Data provided:
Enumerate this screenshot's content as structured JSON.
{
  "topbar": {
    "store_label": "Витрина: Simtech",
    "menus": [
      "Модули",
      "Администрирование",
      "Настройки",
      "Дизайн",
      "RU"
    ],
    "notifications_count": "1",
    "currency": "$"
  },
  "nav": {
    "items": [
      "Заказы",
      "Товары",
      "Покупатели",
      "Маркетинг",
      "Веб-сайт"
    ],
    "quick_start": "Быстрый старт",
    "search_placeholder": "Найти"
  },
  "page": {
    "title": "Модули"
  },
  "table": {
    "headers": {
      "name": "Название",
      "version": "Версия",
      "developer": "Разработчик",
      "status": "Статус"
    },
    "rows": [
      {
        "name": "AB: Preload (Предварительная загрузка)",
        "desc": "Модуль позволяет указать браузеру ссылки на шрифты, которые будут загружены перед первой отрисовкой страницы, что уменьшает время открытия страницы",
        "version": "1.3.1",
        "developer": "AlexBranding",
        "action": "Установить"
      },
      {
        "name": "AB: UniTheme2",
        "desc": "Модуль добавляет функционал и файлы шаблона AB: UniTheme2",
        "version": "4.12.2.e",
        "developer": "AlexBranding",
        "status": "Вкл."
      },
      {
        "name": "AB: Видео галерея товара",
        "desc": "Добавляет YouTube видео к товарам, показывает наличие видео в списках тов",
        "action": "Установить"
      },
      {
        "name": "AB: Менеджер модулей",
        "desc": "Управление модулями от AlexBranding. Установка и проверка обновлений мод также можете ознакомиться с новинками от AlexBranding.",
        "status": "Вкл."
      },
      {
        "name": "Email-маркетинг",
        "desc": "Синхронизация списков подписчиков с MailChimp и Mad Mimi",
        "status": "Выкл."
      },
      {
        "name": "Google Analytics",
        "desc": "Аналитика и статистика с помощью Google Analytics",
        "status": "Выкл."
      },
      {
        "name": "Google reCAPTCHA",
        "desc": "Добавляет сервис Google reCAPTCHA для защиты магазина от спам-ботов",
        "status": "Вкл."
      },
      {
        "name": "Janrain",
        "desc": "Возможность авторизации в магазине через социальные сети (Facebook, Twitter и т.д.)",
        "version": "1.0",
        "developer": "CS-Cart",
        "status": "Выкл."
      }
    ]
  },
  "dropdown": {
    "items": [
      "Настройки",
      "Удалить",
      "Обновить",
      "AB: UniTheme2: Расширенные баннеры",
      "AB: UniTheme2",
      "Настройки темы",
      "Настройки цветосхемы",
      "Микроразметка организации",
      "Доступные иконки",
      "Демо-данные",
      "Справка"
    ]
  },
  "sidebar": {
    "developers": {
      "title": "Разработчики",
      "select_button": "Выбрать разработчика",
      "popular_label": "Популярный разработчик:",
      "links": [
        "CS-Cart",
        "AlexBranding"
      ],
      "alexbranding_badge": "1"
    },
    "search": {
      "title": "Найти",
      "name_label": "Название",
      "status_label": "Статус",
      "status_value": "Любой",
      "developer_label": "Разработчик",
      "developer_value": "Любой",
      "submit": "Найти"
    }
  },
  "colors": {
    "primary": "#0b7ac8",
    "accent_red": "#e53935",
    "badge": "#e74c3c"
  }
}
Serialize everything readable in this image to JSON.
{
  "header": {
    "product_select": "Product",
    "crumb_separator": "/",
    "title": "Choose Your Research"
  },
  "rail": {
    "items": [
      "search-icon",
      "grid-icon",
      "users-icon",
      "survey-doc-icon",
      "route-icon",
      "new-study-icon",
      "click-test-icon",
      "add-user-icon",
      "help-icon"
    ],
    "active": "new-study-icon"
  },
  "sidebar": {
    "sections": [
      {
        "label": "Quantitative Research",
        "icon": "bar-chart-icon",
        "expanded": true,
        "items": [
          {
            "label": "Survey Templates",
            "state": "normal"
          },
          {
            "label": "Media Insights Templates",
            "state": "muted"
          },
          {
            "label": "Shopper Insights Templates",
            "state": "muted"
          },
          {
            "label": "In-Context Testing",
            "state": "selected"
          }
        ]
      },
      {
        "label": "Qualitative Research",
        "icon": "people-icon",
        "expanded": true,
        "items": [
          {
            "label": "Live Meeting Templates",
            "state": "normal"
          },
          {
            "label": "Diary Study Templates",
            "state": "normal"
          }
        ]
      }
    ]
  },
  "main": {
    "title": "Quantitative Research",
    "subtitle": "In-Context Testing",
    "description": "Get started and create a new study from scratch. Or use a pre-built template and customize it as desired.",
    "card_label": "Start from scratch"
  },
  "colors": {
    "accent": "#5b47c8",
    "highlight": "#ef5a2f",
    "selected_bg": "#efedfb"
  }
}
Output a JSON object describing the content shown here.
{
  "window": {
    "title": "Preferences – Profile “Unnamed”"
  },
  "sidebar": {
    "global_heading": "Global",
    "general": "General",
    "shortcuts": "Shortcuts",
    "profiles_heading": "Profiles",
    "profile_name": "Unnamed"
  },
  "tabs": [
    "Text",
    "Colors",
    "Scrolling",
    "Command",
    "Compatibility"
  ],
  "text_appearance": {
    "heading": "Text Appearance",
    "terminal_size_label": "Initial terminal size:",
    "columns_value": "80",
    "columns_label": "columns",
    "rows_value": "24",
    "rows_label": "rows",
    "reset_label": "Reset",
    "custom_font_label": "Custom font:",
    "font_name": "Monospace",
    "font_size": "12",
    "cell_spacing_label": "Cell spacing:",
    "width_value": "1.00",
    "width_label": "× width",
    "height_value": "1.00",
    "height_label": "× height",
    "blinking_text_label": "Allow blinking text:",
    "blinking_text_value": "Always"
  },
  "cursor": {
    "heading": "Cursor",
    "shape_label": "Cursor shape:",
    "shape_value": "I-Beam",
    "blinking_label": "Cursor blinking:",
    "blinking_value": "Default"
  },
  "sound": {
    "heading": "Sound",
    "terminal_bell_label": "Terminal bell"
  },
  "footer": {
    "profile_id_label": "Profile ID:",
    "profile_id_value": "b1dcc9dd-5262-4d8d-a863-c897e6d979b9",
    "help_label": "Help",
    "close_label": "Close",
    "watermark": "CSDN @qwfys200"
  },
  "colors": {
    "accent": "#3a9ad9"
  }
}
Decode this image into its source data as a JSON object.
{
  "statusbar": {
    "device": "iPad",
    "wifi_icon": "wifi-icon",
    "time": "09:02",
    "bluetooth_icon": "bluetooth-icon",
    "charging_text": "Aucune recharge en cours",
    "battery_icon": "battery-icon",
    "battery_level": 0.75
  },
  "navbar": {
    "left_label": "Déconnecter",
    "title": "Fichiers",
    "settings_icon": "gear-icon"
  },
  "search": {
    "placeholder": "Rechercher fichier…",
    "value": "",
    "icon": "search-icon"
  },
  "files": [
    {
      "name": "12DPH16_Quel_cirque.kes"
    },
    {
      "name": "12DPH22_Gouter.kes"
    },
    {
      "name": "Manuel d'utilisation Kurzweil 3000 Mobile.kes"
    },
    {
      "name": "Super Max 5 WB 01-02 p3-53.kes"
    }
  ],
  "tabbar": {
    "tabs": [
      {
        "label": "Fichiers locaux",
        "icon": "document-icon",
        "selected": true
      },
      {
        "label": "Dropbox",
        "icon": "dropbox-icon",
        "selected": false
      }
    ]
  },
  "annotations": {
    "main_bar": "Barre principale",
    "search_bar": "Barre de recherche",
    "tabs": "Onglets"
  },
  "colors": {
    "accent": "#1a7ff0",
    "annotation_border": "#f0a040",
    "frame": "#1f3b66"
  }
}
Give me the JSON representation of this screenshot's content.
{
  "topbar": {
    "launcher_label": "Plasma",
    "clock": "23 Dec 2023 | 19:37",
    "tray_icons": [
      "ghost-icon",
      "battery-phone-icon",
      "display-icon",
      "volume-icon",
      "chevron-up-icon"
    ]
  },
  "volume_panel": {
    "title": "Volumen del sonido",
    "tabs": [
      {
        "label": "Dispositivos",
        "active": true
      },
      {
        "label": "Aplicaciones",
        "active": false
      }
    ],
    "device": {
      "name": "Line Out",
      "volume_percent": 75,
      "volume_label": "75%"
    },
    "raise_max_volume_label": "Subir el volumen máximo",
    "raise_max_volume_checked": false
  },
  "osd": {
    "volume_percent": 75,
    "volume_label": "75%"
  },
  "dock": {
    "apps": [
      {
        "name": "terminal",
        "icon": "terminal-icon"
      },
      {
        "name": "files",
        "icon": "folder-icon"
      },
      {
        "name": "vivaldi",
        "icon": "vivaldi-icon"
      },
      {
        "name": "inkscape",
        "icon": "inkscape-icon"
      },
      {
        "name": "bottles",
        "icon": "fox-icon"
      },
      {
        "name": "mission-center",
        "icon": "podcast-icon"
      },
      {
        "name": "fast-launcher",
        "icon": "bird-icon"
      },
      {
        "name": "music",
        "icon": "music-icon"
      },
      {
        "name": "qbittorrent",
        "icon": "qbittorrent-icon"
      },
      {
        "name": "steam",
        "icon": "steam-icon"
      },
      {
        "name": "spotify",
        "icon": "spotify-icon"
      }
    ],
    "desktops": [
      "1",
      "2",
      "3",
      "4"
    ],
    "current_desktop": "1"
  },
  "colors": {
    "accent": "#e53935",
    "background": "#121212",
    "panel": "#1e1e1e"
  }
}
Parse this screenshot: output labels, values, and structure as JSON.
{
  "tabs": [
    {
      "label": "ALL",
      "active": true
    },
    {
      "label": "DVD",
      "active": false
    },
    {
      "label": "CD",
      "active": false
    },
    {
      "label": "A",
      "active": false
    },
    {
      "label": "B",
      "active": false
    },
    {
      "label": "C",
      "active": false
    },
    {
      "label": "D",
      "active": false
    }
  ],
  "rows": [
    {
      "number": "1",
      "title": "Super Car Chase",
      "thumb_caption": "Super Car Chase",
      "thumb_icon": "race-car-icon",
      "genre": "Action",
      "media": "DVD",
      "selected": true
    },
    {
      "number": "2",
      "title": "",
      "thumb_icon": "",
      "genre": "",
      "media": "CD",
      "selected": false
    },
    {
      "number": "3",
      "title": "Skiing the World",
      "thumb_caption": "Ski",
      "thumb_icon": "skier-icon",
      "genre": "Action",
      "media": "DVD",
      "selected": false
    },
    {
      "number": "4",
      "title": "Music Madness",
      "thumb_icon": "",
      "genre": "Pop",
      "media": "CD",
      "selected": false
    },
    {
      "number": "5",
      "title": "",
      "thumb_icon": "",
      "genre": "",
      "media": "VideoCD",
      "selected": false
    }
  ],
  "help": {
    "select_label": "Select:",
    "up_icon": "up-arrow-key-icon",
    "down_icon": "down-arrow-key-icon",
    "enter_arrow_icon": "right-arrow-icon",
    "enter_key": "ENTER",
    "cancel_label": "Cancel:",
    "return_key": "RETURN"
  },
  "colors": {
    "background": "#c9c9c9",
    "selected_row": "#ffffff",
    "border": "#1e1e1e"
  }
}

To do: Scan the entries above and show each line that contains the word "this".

Answer below:
Enumerate this screenshot's content as structured JSON.
Serialize everything readable in this image to JSON.
Decode this image into its source data as a JSON object.
Give me the JSON representation of this screenshot's content.
Parse this screenshot: output labels, values, and structure as JSON.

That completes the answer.